       We ate at a Shanghainese restaurant, where the meal included Lion's Head, which was a sort of pork meatloaf with bok choy, and Ants Climbing up Trees, which I would describe as vermicelli with ground meat (pork? beef?). Both were delicious, as was the dish of tiny fava beans and one of those green Asian vegetables that you never see on the other side of the Pacific. The company was sparkling--Hong Kong has what the Irish call "great crack," meaning that the conversation swirls around like candy wrappers on a windy New York day. Apart from Steve, there was Dorinda Elliott, Newsweek's Hong Kong bureau chief; Steve Strasser, Asia editor of Newsweek International; Jim Rohwer, who is putting together an Asian business weekly for a Thai-based outfit; and Dominic Ziegler, of the Economist.

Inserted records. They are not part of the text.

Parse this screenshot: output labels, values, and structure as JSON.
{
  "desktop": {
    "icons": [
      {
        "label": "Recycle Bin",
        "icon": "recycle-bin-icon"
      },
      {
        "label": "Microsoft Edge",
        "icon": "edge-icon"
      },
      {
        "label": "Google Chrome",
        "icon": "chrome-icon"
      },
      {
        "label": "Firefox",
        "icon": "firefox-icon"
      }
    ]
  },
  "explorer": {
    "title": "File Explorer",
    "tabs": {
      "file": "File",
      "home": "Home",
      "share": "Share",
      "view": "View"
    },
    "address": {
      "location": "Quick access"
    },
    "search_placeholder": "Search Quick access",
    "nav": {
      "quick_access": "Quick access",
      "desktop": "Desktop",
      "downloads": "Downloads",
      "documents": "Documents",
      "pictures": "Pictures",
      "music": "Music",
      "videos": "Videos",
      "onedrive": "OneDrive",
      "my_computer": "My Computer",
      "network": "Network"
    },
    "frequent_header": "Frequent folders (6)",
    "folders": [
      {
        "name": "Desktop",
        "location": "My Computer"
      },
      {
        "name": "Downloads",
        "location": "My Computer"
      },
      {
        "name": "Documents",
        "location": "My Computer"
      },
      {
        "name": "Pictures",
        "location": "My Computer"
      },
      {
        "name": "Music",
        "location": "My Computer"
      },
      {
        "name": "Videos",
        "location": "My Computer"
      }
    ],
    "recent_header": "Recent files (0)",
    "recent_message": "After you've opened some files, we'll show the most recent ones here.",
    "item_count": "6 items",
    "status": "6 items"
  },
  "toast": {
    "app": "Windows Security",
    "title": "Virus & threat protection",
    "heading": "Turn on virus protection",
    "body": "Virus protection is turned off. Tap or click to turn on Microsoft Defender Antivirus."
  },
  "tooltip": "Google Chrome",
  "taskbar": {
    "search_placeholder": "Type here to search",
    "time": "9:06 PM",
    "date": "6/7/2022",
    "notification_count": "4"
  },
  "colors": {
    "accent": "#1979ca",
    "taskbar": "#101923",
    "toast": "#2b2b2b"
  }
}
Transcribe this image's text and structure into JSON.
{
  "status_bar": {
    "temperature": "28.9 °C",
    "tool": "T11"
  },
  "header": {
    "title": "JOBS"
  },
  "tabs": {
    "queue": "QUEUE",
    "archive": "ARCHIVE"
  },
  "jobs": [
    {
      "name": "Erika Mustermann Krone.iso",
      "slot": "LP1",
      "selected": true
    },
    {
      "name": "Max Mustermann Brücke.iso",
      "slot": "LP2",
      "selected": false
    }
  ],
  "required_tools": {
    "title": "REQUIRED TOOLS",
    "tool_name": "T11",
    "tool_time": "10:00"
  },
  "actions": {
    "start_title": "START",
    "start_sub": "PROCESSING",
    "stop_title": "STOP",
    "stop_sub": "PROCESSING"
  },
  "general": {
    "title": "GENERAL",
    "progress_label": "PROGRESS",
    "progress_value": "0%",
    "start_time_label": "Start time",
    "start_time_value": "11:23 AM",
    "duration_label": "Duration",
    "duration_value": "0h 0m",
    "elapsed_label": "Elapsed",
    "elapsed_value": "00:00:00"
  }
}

Steve Vines, whom I have known for 20 years, which dates us both, combines journalism for the Independent with classic Hong Kong entrepreneurship. He owns a sandwich bar, a coffee shop, a kitchen-goods store and, today, opened his first restaurant. "What sort of food?" we asked him. "Western," he said. Demands for further elaboration found him suspiciously vague.
       One interesting point in the conversation, which I've now heard people mention a number of times this week--Hong Kong isn't as safe as it used to be. There have been a spate of robberies of houses of the rich, and the Asian Wall Street Journal reported this morning that some of Hong Kong's gazillionaires, of which there are many, have started to surround themselves with Gurkha bodyguards. Sounds ominously like Moscow--and, if the chat I've heard this week is to be believed, will get worse when the "hand-over" of Hong Kong to Chinese administration takes place on July 1.
       Everyone wants to talk about the hand-over, of course, but everyone is terrified at the prospect of a media invasion to cover it. I did a Radio Hong Kong interview this morning at which I was grilled about the bad press that China is getting in the West. There's a nervousness in Hong Kong that when the TV anchors do their stand-ups, they'll do nothing but look for trouble. I try to explain that the hand-over is a great story--End of Empire, Rise of China, all played out against one of the most dramatic natural stages in the world--but this does little to soothe the locals. Whatever the stock market and property prices say, there's a real worry in Hong Kong that bad coverage of the hand-over could wreck international confidence in the place.
       I'll be grilled on all this at the American Chamber of Commerce tomorrow, where I'm giving a speech on Hong Kong's prospects as seen from the United States. I stayed in the hotel this morning to work on the text, and then called on Francis Cornish, an old friend who is now the British trade commissioner and who will be the consul general after the hand-over. We met in the new British Consulate, which is probably the classiest building the British government has built anywhere in the last 50 years. Francis is one of those rare birds--a diplomat who knows how to handle the press. He was a great minister for information in the British Embassy in Washington in the late 1980s and early 1990s, forging a wonderful partnership, in those end-of-the-Cold War days, with Laurent Aublin, his opposite member at the French Embassy. Laurent himself has just left Hong Kong, where he was the French consul. He had a house at the very peak of the Peak, from whose roof you could look down both at Hong Kong's harbor, on the north side of the island, and Repulse Bay, on the south side. I think I want to be a diplomat in Hong Kong when I grow up. Meanwhile, I fancy I might take a late-night stroll round Wanchai to see if it's quite as cleaned up as it's meant to be. I have a sneaking suspicion it ain't.

Michael Elliott is the editor of Newsweek International.